** Task **
Only the lines that contain the string "this" belong in the answer; pull them from the records.

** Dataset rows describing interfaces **

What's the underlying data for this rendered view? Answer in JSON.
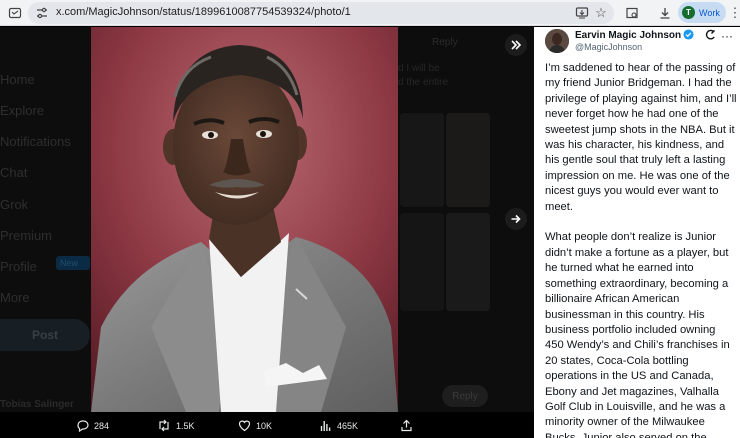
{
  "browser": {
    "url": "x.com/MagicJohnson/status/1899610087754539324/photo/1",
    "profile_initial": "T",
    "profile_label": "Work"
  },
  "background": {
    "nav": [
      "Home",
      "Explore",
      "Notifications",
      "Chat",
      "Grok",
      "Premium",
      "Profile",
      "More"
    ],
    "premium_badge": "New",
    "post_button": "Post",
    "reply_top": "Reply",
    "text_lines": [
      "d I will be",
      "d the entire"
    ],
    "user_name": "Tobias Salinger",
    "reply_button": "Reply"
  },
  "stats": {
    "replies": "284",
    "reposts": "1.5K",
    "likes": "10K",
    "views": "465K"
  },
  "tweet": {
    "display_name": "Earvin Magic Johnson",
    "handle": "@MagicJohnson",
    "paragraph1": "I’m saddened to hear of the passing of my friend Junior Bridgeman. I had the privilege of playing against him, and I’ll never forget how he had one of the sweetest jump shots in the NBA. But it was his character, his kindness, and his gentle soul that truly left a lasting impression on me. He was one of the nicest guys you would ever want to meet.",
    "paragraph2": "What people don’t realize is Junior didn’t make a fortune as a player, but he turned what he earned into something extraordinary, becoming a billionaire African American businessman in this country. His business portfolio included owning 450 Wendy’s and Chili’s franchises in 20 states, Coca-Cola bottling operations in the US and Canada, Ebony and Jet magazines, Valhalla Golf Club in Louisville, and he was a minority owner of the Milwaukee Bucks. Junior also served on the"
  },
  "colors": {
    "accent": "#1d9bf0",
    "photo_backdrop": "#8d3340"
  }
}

** Solution to the problem **
What's the underlying data for this rendered view? Answer in JSON.
    "paragraph2": "What people don’t realize is Junior didn’t make a fortune as a player, but he turned what he earned into something extraordinary, becoming a billionaire African American businessman in this country. His business portfolio included owning 450 Wendy’s and Chili’s franchises in 20 states, Coca-Cola bottling operations in the US and Canada, Ebony and Jet magazines, Valhalla Golf Club in Louisville, and he was a minority owner of the Milwaukee Bucks. Junior also served on the"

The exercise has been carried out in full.